Son Ni’s line is quick and imperfect, slight downward flicks cross points of intersection, others stop just short of meeting or closing a loop. She has spoken about her preference for entirely redrawing instead of digital editing, drawing the same image over and over and in the end selecting the “right” one for her needs. There is a process of accumulation here, even when unseen, that cannot be made through deleted layers or erased lines in a Photoshop document. Like a simple prelude, worked over until the fingers glide effortlessly across the harpsichord keys, there is no room for a reliance on the magic of editing, only repetition.
For the last year Son Ni has been filling the frames of her Instagram page with drawings of this sort, many of which have now found their way into this book. The variation in size between individual drawings on the page doesn’t necessarily point to a to-scale representation of the originals—some have been quite obviously blown up, the rough texture of graphite on paper made visible while other drawings appear small with lines nearly liquid in character. A few erased images make ghostly appearances underneath new lines. Sometimes wrong turns are made, but this is not a sketchbook, not a peek into the private practice. Like Bach’s collection, this book offers a distillation of possibilities. A short composition for each key, a simple form for each line.
The individual compositions of The Well-Tempered Us explore the possible points where bodies and boundaries can converge, a catalogue of tensions between the soft corporeal forms and the rigid constructs they find themselves surrounded by. A two-page spread near the end of the book features a single drawing, a character holding a mirror across their body, hands on either side, with a few toes poking out from beneath. Under the weight of the glass they look down into the reflection of their own mildly disappointed expression. Like every piece drawn and redrawn, the reflection is not exact. By circling the pencil around again, Son Ni has made a face like all the others but she has placed it somewhere new.
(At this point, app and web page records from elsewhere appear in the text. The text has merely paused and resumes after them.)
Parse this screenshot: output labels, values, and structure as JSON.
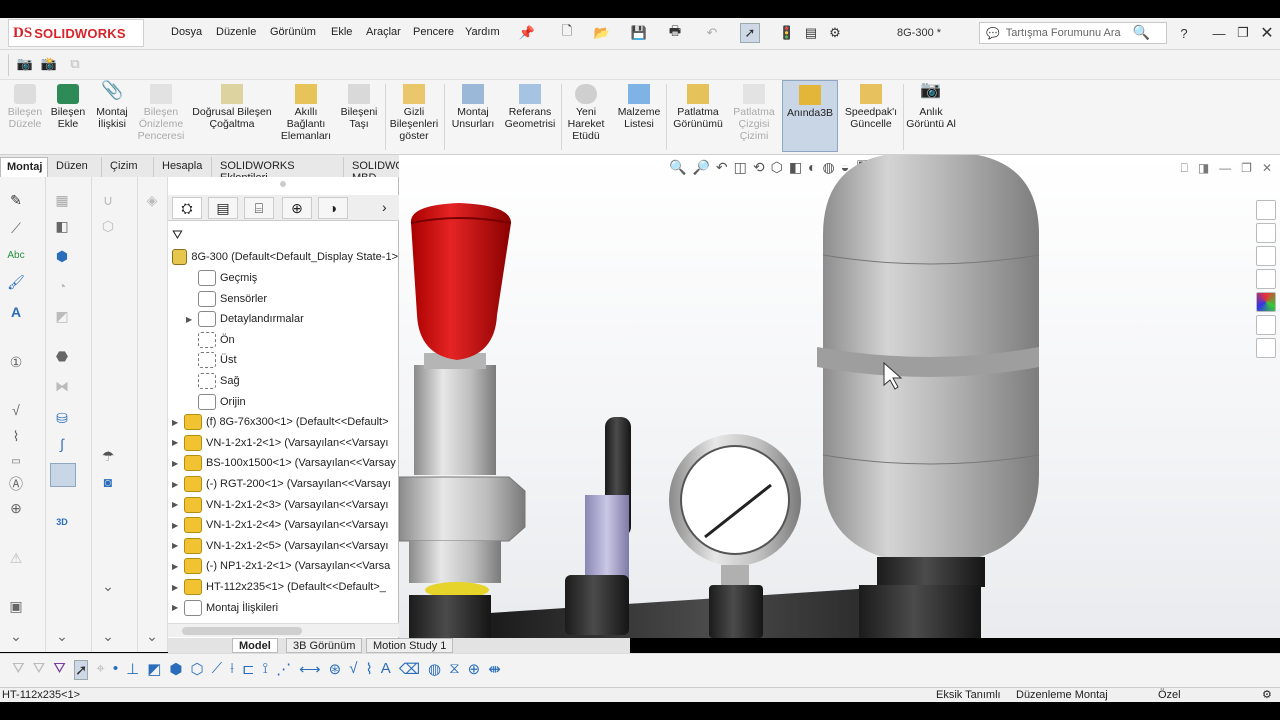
{
  "app": {
    "logo_ds": "DS",
    "logo_text": "SOLIDWORKS",
    "menu": [
      "Dosya",
      "Düzenle",
      "Görünüm",
      "Ekle",
      "Araçlar",
      "Pencere",
      "Yardım"
    ],
    "document_title": "8G-300 *",
    "search_placeholder": "Tartışma Forumunu Ara"
  },
  "ribbon": [
    {
      "label": "Bileşen Düzele",
      "disabled": true
    },
    {
      "label": "Bileşen Ekle",
      "disabled": false
    },
    {
      "label": "Montaj İlişkisi",
      "disabled": false
    },
    {
      "label": "Bileşen Önizleme Penceresi",
      "disabled": true
    },
    {
      "label": "Doğrusal Bileşen Çoğaltma",
      "disabled": false
    },
    {
      "label": "Akıllı Bağlantı Elemanları",
      "disabled": false
    },
    {
      "label": "Bileşeni Taşı",
      "disabled": false
    },
    {
      "label": "Gizli Bileşenleri göster",
      "disabled": false
    },
    {
      "label": "Montaj Unsurları",
      "disabled": false
    },
    {
      "label": "Referans Geometrisi",
      "disabled": false
    },
    {
      "label": "Yeni Hareket Etüdü",
      "disabled": false
    },
    {
      "label": "Malzeme Listesi",
      "disabled": false
    },
    {
      "label": "Patlatma Görünümü",
      "disabled": false
    },
    {
      "label": "Patlatma Çizgisi Çizimi",
      "disabled": true
    },
    {
      "label": "Anında3B",
      "disabled": false
    },
    {
      "label": "Speedpak'ı Güncelle",
      "disabled": false
    },
    {
      "label": "Anlık Görüntü Al",
      "disabled": false
    }
  ],
  "command_tabs": [
    "Montaj",
    "Düzen",
    "Çizim",
    "Hesapla",
    "SOLIDWORKS Eklentileri",
    "SOLIDWORKS MBD"
  ],
  "tree": {
    "root": "8G-300  (Default<Default_Display State-1>",
    "items": [
      {
        "label": "Geçmiş",
        "icon": "folder",
        "expand": false
      },
      {
        "label": "Sensörler",
        "icon": "folder",
        "expand": false
      },
      {
        "label": "Detaylandırmalar",
        "icon": "folder",
        "expand": true
      },
      {
        "label": "Ön",
        "icon": "plane",
        "expand": false
      },
      {
        "label": "Üst",
        "icon": "plane",
        "expand": false
      },
      {
        "label": "Sağ",
        "icon": "plane",
        "expand": false
      },
      {
        "label": "Orijin",
        "icon": "origin",
        "expand": false
      },
      {
        "label": "(f) 8G-76x300<1> (Default<<Default>",
        "icon": "part",
        "expand": true
      },
      {
        "label": "VN-1-2x1-2<1> (Varsayılan<<Varsayı",
        "icon": "part",
        "expand": true
      },
      {
        "label": "BS-100x1500<1> (Varsayılan<<Varsay",
        "icon": "part",
        "expand": true
      },
      {
        "label": "(-) RGT-200<1> (Varsayılan<<Varsayı",
        "icon": "part",
        "expand": true
      },
      {
        "label": "VN-1-2x1-2<3> (Varsayılan<<Varsayı",
        "icon": "part",
        "expand": true
      },
      {
        "label": "VN-1-2x1-2<4> (Varsayılan<<Varsayı",
        "icon": "part",
        "expand": true
      },
      {
        "label": "VN-1-2x1-2<5> (Varsayılan<<Varsayı",
        "icon": "part",
        "expand": true
      },
      {
        "label": "(-) NP1-2x1-2<1> (Varsayılan<<Varsa",
        "icon": "part",
        "expand": true
      },
      {
        "label": "HT-112x235<1> (Default<<Default>_",
        "icon": "part",
        "expand": true
      },
      {
        "label": "Montaj İlişkileri",
        "icon": "mates",
        "expand": true
      }
    ]
  },
  "bottom_tabs": [
    "Model",
    "3B Görünüm",
    "Motion Study 1"
  ],
  "status": {
    "selection": "HT-112x235<1>",
    "definition": "Eksik Tanımlı",
    "mode": "Düzenleme Montaj",
    "units": "Özel"
  },
  "colors": {
    "brand": "#d8232a",
    "knob": "#d01818",
    "metal": "#c9c9c9",
    "dark": "#2b2b2b"
  }
}
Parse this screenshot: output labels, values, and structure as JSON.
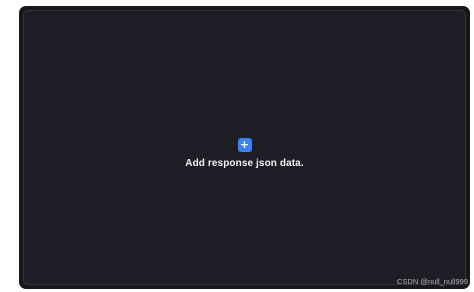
{
  "empty_state": {
    "add_icon": "plus-icon",
    "add_glyph": "+",
    "label": "Add response json data."
  },
  "watermark": {
    "text": "CSDN @null_null999"
  },
  "colors": {
    "window_bg": "#17181b",
    "panel_bg": "#1e1f26",
    "accent": "#3c82f6",
    "label": "#f2f3f5"
  }
}
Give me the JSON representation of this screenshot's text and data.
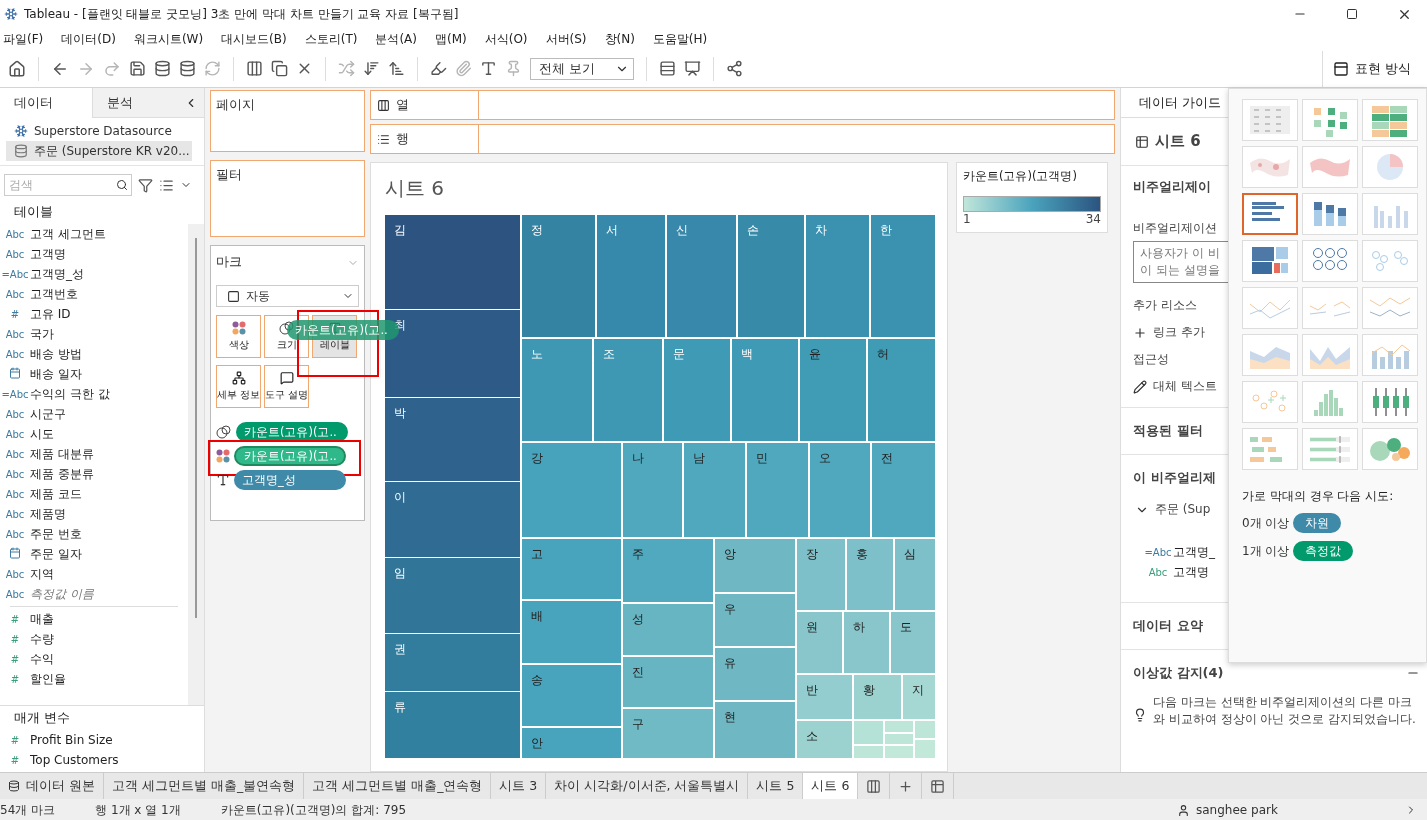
{
  "window": {
    "title": "Tableau - [플랜잇 태블로 굿모닝] 3초 만에 막대 차트 만들기 교육 자료 [복구됨]"
  },
  "menu": [
    "파일(F)",
    "데이터(D)",
    "워크시트(W)",
    "대시보드(B)",
    "스토리(T)",
    "분석(A)",
    "맵(M)",
    "서식(O)",
    "서버(S)",
    "창(N)",
    "도움말(H)"
  ],
  "toolbar": {
    "view_select": "전체 보기",
    "show_me": {
      "label": "표현 방식",
      "selected": true
    }
  },
  "data_pane": {
    "tabs": [
      {
        "label": "데이터",
        "selected": true
      },
      {
        "label": "분석",
        "selected": false
      }
    ],
    "sources": [
      {
        "name": "Superstore Datasource",
        "selected": false
      },
      {
        "name": "주문 (Superstore KR v20...",
        "selected": true
      }
    ],
    "search": {
      "placeholder": "검색"
    },
    "tables_heading": "테이블",
    "fields": [
      {
        "kind": "dim",
        "badge": "Abc",
        "name": "고객 세그먼트"
      },
      {
        "kind": "dim",
        "badge": "Abc",
        "name": "고객명"
      },
      {
        "kind": "dim",
        "badge": "=Abc",
        "name": "고객명_성"
      },
      {
        "kind": "dim",
        "badge": "Abc",
        "name": "고객번호"
      },
      {
        "kind": "dim",
        "badge": "#",
        "name": "고유 ID"
      },
      {
        "kind": "dim",
        "badge": "Abc",
        "name": "국가"
      },
      {
        "kind": "dim",
        "badge": "Abc",
        "name": "배송 방법"
      },
      {
        "kind": "date",
        "name": "배송 일자"
      },
      {
        "kind": "dim",
        "badge": "=Abc",
        "name": "수익의 극한 값"
      },
      {
        "kind": "dim",
        "badge": "Abc",
        "name": "시군구"
      },
      {
        "kind": "dim",
        "badge": "Abc",
        "name": "시도"
      },
      {
        "kind": "dim",
        "badge": "Abc",
        "name": "제품 대분류"
      },
      {
        "kind": "dim",
        "badge": "Abc",
        "name": "제품 중분류"
      },
      {
        "kind": "dim",
        "badge": "Abc",
        "name": "제품 코드"
      },
      {
        "kind": "dim",
        "badge": "Abc",
        "name": "제품명"
      },
      {
        "kind": "dim",
        "badge": "Abc",
        "name": "주문 번호"
      },
      {
        "kind": "date",
        "name": "주문 일자"
      },
      {
        "kind": "dim",
        "badge": "Abc",
        "name": "지역"
      },
      {
        "kind": "names",
        "badge": "Abc",
        "name": "측정값 이름"
      },
      {
        "kind": "measure",
        "badge": "#",
        "name": "매출"
      },
      {
        "kind": "measure",
        "badge": "#",
        "name": "수량"
      },
      {
        "kind": "measure",
        "badge": "#",
        "name": "수익"
      },
      {
        "kind": "measure",
        "badge": "#",
        "name": "할인율"
      }
    ],
    "params_heading": "매개 변수",
    "parameters": [
      {
        "kind": "measure",
        "badge": "#",
        "name": "Profit Bin Size"
      },
      {
        "kind": "measure",
        "badge": "#",
        "name": "Top Customers"
      }
    ]
  },
  "shelves": {
    "pages": "페이지",
    "filters": "필터",
    "columns": "열",
    "rows": "행"
  },
  "marks": {
    "title": "마크",
    "mark_type": "자동",
    "cards": [
      {
        "kind": "color",
        "label": "색상",
        "selected": false,
        "framed": false
      },
      {
        "kind": "size",
        "label": "크기",
        "selected": false,
        "framed": false
      },
      {
        "kind": "label",
        "label": "레이블",
        "selected": true,
        "framed": true
      },
      {
        "kind": "detail",
        "label": "세부 정보",
        "selected": false,
        "framed": false
      },
      {
        "kind": "tooltip",
        "label": "도구 설명",
        "selected": false,
        "framed": false
      }
    ],
    "pills": [
      {
        "kind": "size",
        "measure": true,
        "text": "카운트(고유)(고..",
        "dragging": false,
        "framed": false
      },
      {
        "kind": "color",
        "measure": true,
        "text": "카운트(고유)(고..",
        "dragging": true,
        "framed": true
      },
      {
        "kind": "label",
        "measure": false,
        "text": "고객명_성",
        "dragging": false,
        "framed": false
      }
    ],
    "drag_pill": "카운트(고유)(고.."
  },
  "sheet": {
    "title": "시트 6",
    "treemap": {
      "cells": [
        {
          "label": "김",
          "color": "#2d5481"
        },
        {
          "label": "최",
          "color": "#2e5a87"
        },
        {
          "label": "박",
          "color": "#2f628d"
        },
        {
          "label": "이",
          "color": "#2f6b93"
        },
        {
          "label": "임",
          "color": "#317598"
        },
        {
          "label": "권",
          "color": "#327d9d"
        },
        {
          "label": "류",
          "color": "#32809f"
        },
        {
          "label": "정",
          "color": "#3583a3"
        },
        {
          "label": "서",
          "color": "#3789ab"
        },
        {
          "label": "신",
          "color": "#3788aa"
        },
        {
          "label": "손",
          "color": "#388aa9"
        },
        {
          "label": "차",
          "color": "#3a91b0"
        },
        {
          "label": "한",
          "color": "#3a92b0"
        },
        {
          "label": "노",
          "color": "#3e98b4"
        },
        {
          "label": "조",
          "color": "#3e98b4"
        },
        {
          "label": "문",
          "color": "#3f9ab5"
        },
        {
          "label": "백",
          "color": "#3f9ab5"
        },
        {
          "label": "윤",
          "color": "#409bb5"
        },
        {
          "label": "허",
          "color": "#409bb5"
        },
        {
          "label": "강",
          "color": "#47a3bb"
        },
        {
          "label": "고",
          "color": "#48a4bc"
        },
        {
          "label": "배",
          "color": "#48a4bc"
        },
        {
          "label": "송",
          "color": "#48a4bc"
        },
        {
          "label": "안",
          "color": "#48a4bc"
        },
        {
          "label": "나",
          "color": "#4fa8be"
        },
        {
          "label": "남",
          "color": "#4fa8be"
        },
        {
          "label": "민",
          "color": "#4fa8be"
        },
        {
          "label": "오",
          "color": "#4fa8be"
        },
        {
          "label": "전",
          "color": "#4fa8be"
        },
        {
          "label": "주",
          "color": "#50a9be"
        },
        {
          "label": "성",
          "color": "#67b5c3"
        },
        {
          "label": "진",
          "color": "#67b5c3"
        },
        {
          "label": "구",
          "color": "#6fbac4"
        },
        {
          "label": "앙",
          "color": "#6fb8c3"
        },
        {
          "label": "우",
          "color": "#6fb8c3"
        },
        {
          "label": "유",
          "color": "#6fb8c3"
        },
        {
          "label": "현",
          "color": "#6fb8c3"
        },
        {
          "label": "장",
          "color": "#7ec0c9"
        },
        {
          "label": "홍",
          "color": "#7ec0c9"
        },
        {
          "label": "심",
          "color": "#7ec0c9"
        },
        {
          "label": "원",
          "color": "#88c6cc"
        },
        {
          "label": "하",
          "color": "#88c6cc"
        },
        {
          "label": "도",
          "color": "#88c6cc"
        },
        {
          "label": "반",
          "color": "#93cdcf"
        },
        {
          "label": "황",
          "color": "#9bd2d0"
        },
        {
          "label": "지",
          "color": "#a5d8d2"
        },
        {
          "label": "소",
          "color": "#9bd2d0"
        },
        {
          "color": "#b5e2d6"
        },
        {
          "color": "#bde5d8"
        },
        {
          "color": "#bde5d8"
        },
        {
          "color": "#bde5d8"
        },
        {
          "color": "#bde5d8"
        },
        {
          "color": "#c2e8da"
        },
        {
          "color": "#c2e8da"
        }
      ]
    }
  },
  "legend": {
    "title": "카운트(고유)(고객명)",
    "min": "1",
    "max": "34"
  },
  "data_guide": {
    "tab": "데이터 가이드",
    "sheet": "시트 6",
    "viz_heading": "비주얼리제이",
    "desc_label": "비주얼리제이션",
    "desc_placeholder": [
      "사용자가 이 비",
      "이 되는 설명을"
    ],
    "resources": "추가 리소스",
    "add_link": "링크 추가",
    "accessibility": "접근성",
    "alt_text": "대체 텍스트",
    "filters": "적용된 필터",
    "fields_heading": "이 비주얼리제",
    "source": "주문 (Sup",
    "fields": [
      {
        "kind": "dim",
        "badge": "=Abc",
        "name": "고객명_"
      },
      {
        "kind": "measure",
        "badge": "Abc",
        "name": "고객명"
      }
    ],
    "summary": "데이터 요약",
    "outliers": {
      "title": "이상값 감지(4)",
      "expanded": true,
      "text": "다음 마크는 선택한 비주얼리제이션의 다른 마크와 비교하여 정상이 아닌 것으로 감지되었습니다."
    }
  },
  "show_me": {
    "thumbnails": [
      {
        "kind": "text_table",
        "selected": false
      },
      {
        "kind": "heat_map",
        "selected": false
      },
      {
        "kind": "highlight_table",
        "selected": false
      },
      {
        "kind": "symbol_map",
        "selected": false
      },
      {
        "kind": "filled_map",
        "selected": false
      },
      {
        "kind": "pie",
        "selected": false
      },
      {
        "kind": "hbar",
        "selected": true
      },
      {
        "kind": "stacked_bar",
        "selected": false
      },
      {
        "kind": "side_bar",
        "selected": false
      },
      {
        "kind": "treemap",
        "selected": false
      },
      {
        "kind": "circles",
        "selected": false
      },
      {
        "kind": "side_circles",
        "selected": false
      },
      {
        "kind": "line",
        "selected": false
      },
      {
        "kind": "line_split",
        "selected": false
      },
      {
        "kind": "dual_line",
        "selected": false
      },
      {
        "kind": "area",
        "selected": false
      },
      {
        "kind": "area_split",
        "selected": false
      },
      {
        "kind": "combo",
        "selected": false
      },
      {
        "kind": "scatter",
        "selected": false
      },
      {
        "kind": "histogram",
        "selected": false
      },
      {
        "kind": "box_plot",
        "selected": false
      },
      {
        "kind": "gantt",
        "selected": false
      },
      {
        "kind": "bullet",
        "selected": false
      },
      {
        "kind": "bubbles",
        "selected": false
      }
    ],
    "hint": "가로 막대의 경우 다음 시도:",
    "requirements": [
      {
        "count": "0개 이상",
        "pill": "차원",
        "kind": "dimension"
      },
      {
        "count": "1개 이상",
        "pill": "측정값",
        "kind": "measure"
      }
    ]
  },
  "sheet_tabs": [
    {
      "kind": "source",
      "label": "데이터 원본",
      "selected": false
    },
    {
      "kind": "sheet",
      "label": "고객 세그먼트별 매출_불연속형",
      "selected": false
    },
    {
      "kind": "sheet",
      "label": "고객 세그먼트별 매출_연속형",
      "selected": false
    },
    {
      "kind": "sheet",
      "label": "시트 3",
      "selected": false
    },
    {
      "kind": "sheet",
      "label": "차이 시각화/이서준, 서울특별시",
      "selected": false
    },
    {
      "kind": "sheet",
      "label": "시트 5",
      "selected": false
    },
    {
      "kind": "sheet",
      "label": "시트 6",
      "selected": true
    }
  ],
  "status": {
    "marks": "54개 마크",
    "dims": "행 1개 x 열 1개",
    "sum": "카운트(고유)(고객명)의 합계: 795",
    "user": "sanghee park"
  }
}
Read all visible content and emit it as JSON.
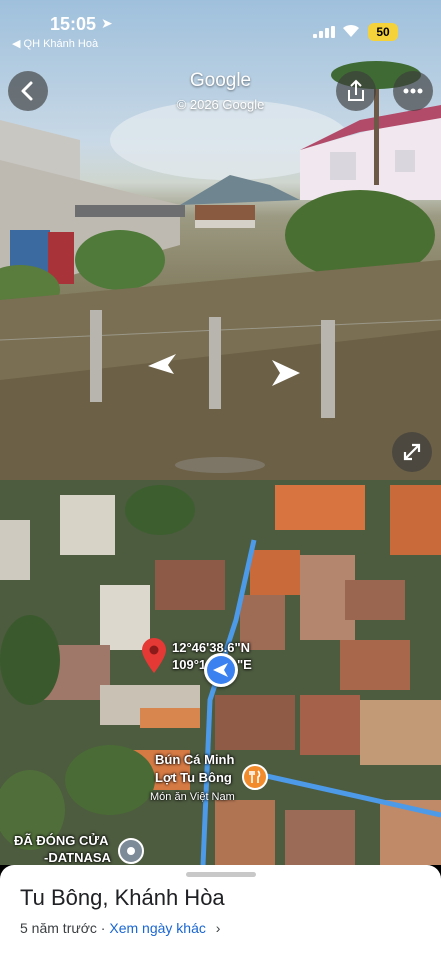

The boundaries of a panel have become the edges of a mirror pane, round bellies shrink to become the tips of toes and fingers, and a face reflected becomes something new.